WHAT IS REQUIRED
Please state how many lines in the records below contain the word "share"; the number alone is the answer.

Items from a data source:
-*-
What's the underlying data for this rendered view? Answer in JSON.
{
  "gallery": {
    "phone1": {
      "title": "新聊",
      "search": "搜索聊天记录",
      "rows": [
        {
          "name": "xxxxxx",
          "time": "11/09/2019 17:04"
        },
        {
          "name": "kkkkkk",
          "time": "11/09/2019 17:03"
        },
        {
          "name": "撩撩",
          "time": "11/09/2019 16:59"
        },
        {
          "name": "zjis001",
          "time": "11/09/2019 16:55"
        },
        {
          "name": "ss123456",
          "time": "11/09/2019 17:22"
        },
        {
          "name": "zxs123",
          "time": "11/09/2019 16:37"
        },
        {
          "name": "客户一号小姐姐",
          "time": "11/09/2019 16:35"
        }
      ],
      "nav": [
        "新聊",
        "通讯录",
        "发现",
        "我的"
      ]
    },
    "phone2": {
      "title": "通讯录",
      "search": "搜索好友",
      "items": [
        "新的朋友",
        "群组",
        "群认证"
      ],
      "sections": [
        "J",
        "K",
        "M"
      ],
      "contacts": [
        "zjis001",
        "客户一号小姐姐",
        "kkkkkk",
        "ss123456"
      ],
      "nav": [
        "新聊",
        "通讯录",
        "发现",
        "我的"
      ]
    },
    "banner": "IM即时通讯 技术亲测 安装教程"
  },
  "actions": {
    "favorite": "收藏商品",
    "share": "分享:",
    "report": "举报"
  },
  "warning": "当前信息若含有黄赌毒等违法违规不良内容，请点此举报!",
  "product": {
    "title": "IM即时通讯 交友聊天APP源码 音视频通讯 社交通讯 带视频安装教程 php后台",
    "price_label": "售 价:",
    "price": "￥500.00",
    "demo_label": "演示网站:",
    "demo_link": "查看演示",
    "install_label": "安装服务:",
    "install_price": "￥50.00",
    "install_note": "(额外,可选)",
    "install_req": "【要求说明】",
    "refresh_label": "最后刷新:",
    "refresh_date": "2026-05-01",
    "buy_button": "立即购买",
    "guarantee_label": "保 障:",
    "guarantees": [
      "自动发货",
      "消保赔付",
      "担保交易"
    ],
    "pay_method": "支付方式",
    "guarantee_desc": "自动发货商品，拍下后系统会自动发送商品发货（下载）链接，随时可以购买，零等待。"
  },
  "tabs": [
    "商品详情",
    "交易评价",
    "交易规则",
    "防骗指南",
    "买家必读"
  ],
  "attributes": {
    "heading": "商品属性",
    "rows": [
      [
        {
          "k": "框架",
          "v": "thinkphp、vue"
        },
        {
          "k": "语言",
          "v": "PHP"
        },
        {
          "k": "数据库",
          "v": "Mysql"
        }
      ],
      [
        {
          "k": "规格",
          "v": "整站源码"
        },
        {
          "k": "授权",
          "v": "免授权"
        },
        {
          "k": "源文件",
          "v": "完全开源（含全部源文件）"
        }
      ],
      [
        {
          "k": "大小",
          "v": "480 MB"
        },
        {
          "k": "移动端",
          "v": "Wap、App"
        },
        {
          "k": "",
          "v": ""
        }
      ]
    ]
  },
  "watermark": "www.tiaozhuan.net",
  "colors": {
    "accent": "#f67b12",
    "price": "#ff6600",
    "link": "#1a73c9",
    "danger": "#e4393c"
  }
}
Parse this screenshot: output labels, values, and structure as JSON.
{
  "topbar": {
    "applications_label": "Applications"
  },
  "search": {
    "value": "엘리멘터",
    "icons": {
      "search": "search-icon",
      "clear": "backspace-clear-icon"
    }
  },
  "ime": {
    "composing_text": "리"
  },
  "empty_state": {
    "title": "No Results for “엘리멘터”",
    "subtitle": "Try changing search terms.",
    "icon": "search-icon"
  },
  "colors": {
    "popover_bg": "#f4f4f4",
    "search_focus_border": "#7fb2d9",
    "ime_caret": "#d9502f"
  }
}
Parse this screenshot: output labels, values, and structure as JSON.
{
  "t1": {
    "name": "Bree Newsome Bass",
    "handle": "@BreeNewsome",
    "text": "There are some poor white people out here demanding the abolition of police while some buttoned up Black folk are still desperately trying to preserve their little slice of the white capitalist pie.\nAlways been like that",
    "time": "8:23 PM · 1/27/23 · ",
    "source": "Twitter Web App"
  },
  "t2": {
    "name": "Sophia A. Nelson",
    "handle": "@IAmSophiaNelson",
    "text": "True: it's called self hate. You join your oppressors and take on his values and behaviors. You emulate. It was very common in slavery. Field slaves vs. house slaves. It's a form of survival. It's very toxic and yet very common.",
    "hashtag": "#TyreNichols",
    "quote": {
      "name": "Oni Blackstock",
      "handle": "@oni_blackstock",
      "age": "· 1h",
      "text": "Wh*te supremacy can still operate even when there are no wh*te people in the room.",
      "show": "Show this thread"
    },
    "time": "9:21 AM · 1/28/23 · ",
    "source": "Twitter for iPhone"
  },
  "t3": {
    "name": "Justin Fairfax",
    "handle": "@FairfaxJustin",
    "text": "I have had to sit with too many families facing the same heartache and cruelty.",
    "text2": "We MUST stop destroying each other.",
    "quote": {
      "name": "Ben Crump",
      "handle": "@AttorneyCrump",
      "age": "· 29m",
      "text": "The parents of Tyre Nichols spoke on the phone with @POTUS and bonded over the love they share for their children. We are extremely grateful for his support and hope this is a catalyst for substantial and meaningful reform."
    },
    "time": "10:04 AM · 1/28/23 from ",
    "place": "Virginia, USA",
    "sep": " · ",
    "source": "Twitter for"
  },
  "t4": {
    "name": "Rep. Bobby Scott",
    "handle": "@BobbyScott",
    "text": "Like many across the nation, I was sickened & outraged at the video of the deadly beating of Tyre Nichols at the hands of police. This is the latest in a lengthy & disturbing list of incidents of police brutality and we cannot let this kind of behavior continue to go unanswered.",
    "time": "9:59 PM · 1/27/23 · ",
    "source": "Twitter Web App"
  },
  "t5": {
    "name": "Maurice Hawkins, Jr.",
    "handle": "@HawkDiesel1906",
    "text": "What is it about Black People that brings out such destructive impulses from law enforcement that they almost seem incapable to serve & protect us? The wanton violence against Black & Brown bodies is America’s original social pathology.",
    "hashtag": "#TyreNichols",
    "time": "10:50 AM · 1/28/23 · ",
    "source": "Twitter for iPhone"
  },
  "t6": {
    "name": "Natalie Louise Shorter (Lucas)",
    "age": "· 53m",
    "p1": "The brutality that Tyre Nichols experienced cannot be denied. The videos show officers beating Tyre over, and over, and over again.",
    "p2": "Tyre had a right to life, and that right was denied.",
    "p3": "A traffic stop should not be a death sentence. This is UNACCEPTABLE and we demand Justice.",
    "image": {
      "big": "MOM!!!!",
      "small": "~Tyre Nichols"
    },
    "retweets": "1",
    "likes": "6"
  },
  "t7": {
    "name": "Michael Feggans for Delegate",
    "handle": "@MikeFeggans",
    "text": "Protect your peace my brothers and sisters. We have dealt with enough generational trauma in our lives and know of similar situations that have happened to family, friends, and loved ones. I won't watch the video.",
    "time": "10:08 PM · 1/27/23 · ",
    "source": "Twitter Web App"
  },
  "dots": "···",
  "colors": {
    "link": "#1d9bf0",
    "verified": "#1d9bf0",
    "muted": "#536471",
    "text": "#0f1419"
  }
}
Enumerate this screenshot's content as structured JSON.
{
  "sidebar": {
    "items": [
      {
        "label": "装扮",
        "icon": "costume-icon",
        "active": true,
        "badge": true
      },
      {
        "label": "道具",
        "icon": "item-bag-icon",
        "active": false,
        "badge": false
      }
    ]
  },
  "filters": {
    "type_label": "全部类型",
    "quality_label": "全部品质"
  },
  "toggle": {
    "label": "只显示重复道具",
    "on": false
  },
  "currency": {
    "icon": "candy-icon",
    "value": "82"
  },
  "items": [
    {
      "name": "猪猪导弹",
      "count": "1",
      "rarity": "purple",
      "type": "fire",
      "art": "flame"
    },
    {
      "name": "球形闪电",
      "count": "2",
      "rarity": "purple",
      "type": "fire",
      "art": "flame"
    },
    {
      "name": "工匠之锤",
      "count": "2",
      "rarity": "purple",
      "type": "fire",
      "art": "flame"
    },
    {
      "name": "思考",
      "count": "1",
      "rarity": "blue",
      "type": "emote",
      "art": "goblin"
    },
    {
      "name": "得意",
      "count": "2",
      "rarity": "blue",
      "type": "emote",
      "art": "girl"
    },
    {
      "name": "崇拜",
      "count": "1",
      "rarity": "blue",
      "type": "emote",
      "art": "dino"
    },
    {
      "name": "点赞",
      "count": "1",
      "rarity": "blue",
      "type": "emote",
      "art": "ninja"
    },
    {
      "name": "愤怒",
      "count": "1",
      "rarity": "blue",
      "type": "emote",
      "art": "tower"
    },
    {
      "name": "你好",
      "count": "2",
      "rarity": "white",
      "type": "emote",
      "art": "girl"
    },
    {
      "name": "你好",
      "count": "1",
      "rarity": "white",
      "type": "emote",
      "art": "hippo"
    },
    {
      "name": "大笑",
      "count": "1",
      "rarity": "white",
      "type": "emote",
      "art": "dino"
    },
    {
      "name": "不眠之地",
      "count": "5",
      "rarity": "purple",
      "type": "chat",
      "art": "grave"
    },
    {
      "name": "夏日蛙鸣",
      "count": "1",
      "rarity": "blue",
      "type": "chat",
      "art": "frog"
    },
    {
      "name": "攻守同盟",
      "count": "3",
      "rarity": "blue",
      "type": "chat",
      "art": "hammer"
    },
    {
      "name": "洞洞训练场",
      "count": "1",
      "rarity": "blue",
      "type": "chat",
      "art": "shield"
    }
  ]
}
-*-
RESULT FOR THIS EXERCISE
2